- [EXERCISE AIM]
Would you return every line of the listing below that has "前端已联调" in it?

──────────────────────────────

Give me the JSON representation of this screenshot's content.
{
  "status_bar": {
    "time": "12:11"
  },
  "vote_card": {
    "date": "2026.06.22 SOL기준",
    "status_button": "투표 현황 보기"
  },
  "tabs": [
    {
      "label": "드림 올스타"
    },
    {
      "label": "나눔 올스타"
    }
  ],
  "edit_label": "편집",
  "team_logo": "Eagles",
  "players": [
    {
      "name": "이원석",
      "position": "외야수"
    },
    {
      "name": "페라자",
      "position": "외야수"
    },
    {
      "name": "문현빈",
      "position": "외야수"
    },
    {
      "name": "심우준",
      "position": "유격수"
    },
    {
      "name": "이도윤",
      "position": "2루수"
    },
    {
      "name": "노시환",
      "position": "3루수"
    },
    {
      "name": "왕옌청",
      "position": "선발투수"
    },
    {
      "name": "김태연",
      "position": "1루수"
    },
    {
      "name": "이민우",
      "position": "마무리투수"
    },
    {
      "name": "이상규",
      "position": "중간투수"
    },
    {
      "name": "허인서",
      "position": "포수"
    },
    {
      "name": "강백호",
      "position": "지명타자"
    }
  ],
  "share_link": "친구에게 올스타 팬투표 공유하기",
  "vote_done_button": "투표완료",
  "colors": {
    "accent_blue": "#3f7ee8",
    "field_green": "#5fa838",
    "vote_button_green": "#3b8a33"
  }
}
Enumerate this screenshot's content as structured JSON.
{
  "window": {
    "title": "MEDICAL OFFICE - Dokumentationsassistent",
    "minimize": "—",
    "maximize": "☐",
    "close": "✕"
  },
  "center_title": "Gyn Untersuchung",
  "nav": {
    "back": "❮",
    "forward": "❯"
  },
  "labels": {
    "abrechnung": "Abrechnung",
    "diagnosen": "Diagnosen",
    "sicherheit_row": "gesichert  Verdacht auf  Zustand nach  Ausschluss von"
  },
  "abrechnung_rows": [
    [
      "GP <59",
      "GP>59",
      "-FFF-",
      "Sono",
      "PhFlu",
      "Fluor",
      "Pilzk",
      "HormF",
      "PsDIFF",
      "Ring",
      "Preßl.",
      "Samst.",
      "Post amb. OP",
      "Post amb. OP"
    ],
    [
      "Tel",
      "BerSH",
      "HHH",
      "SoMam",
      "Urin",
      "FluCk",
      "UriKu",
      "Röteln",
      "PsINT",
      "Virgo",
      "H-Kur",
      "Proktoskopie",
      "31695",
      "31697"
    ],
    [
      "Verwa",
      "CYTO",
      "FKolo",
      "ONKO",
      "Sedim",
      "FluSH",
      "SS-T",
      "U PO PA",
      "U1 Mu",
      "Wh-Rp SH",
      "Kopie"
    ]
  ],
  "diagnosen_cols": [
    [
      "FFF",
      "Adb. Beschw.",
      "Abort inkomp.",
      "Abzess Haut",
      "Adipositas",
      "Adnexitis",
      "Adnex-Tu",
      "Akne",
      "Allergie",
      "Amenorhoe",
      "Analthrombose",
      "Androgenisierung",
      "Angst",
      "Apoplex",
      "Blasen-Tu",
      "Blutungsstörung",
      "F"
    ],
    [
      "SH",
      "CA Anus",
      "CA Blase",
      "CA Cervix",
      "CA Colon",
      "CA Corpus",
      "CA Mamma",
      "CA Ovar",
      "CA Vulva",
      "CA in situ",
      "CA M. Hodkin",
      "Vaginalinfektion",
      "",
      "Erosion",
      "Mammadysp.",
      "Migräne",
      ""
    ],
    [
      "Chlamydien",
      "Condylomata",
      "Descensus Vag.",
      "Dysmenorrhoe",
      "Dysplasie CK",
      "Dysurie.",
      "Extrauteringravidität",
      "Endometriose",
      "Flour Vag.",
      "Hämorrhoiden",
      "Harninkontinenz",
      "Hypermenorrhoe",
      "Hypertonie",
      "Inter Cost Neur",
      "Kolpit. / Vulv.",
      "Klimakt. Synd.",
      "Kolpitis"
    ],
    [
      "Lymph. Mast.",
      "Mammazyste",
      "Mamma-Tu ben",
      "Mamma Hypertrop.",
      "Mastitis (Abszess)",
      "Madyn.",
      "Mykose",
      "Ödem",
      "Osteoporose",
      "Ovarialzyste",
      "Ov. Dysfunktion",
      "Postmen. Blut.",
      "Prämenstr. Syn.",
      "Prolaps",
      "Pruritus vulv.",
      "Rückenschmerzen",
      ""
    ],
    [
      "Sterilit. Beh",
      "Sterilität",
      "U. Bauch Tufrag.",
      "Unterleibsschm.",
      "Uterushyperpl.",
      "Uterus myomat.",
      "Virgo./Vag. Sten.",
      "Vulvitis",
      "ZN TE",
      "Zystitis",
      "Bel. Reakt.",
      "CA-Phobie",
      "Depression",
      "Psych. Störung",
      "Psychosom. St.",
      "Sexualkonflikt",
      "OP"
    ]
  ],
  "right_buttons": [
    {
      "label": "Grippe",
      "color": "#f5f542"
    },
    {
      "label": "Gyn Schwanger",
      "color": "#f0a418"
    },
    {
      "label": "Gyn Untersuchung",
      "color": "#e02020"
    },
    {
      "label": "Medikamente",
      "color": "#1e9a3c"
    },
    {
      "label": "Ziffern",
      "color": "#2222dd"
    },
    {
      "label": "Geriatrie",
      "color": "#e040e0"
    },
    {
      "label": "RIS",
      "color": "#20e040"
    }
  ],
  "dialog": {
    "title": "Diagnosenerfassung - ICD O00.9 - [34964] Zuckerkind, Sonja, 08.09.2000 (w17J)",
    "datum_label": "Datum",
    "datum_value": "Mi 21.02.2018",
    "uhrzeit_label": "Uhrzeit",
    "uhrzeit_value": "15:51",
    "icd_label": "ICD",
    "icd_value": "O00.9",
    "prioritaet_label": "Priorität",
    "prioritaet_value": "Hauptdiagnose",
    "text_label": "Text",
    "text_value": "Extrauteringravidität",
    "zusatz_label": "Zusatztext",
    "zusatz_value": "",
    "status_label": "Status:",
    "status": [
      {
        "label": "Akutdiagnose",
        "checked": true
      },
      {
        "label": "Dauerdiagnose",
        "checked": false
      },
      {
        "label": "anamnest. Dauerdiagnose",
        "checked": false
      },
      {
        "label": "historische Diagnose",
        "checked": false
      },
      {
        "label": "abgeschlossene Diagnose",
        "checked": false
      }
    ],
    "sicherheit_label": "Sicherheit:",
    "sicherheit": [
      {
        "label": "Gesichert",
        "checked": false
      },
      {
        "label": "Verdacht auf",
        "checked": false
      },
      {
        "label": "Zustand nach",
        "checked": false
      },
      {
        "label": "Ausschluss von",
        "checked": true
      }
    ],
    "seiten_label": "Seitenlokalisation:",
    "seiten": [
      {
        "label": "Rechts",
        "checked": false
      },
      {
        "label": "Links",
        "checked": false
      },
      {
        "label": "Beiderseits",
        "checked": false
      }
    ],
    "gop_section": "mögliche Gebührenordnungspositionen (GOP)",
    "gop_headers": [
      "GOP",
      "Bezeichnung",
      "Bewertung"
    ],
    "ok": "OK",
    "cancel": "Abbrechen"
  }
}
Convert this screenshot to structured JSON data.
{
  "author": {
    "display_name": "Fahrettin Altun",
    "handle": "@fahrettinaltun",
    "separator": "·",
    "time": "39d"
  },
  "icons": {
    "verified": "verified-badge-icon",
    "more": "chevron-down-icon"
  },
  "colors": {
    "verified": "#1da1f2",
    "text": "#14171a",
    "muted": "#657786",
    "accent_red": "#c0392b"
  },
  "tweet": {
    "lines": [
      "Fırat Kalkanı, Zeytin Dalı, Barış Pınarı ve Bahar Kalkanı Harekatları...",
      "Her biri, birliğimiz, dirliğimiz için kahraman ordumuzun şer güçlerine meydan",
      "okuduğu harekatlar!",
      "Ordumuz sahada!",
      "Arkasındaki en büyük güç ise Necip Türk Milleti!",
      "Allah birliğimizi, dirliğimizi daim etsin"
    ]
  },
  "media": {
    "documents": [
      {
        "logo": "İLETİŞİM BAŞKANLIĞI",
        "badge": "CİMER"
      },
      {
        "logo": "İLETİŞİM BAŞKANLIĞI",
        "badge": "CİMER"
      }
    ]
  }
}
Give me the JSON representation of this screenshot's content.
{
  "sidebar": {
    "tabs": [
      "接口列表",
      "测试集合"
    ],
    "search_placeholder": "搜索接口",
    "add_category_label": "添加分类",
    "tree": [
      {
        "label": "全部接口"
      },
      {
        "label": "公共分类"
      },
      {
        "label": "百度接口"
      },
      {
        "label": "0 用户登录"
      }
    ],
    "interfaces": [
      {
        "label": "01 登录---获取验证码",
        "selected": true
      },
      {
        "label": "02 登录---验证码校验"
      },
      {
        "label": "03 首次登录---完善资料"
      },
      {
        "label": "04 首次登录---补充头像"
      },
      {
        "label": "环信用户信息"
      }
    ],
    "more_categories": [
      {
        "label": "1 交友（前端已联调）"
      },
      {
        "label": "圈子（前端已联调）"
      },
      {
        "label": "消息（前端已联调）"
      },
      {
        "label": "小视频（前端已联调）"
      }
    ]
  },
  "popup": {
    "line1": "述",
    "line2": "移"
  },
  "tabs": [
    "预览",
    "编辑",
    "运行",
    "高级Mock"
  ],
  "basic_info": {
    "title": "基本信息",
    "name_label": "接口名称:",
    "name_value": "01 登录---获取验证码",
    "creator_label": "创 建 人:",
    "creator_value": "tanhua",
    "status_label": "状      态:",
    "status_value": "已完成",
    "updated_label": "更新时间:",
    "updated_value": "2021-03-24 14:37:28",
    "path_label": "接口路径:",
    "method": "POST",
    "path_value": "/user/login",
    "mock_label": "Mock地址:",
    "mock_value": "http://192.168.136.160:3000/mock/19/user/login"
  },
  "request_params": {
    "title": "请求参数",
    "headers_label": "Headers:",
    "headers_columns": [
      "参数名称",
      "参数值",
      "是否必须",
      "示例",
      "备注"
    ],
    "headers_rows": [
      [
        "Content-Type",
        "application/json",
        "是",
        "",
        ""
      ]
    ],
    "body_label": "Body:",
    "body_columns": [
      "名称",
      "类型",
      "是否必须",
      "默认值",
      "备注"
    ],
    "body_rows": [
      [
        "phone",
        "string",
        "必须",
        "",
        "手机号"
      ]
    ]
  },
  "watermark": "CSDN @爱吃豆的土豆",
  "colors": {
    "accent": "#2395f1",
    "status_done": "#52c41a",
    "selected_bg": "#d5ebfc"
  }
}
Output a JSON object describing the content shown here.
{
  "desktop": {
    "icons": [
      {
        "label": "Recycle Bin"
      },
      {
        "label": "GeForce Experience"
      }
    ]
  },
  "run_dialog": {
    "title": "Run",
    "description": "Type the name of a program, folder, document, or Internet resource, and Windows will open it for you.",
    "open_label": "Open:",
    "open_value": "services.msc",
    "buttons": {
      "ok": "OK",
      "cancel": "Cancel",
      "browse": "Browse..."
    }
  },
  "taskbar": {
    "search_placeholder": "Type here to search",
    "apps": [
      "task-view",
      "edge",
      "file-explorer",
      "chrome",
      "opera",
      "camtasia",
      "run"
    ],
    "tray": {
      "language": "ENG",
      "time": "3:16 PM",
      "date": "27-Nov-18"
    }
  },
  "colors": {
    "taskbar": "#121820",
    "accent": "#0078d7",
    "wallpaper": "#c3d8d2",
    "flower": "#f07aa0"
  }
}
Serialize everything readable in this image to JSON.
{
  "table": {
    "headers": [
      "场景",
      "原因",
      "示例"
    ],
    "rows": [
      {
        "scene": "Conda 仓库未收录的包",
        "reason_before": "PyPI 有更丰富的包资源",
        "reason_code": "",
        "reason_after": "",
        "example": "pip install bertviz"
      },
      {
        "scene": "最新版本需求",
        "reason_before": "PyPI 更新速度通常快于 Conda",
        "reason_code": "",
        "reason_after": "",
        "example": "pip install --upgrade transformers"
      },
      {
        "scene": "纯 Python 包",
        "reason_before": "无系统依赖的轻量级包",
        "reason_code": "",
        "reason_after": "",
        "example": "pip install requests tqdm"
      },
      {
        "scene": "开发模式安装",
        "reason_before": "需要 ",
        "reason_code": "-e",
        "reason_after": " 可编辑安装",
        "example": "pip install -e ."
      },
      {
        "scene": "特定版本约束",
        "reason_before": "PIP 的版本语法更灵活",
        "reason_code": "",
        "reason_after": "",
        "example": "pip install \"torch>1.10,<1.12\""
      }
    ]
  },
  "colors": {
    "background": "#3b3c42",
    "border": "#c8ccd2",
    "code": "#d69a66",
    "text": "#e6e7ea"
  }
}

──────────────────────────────

- [COMPLETED TASK]
        "label": "1 交友（前端已联调）"
        "label": "圈子（前端已联调）"
        "label": "消息（前端已联调）"
        "label": "小视频（前端已联调）"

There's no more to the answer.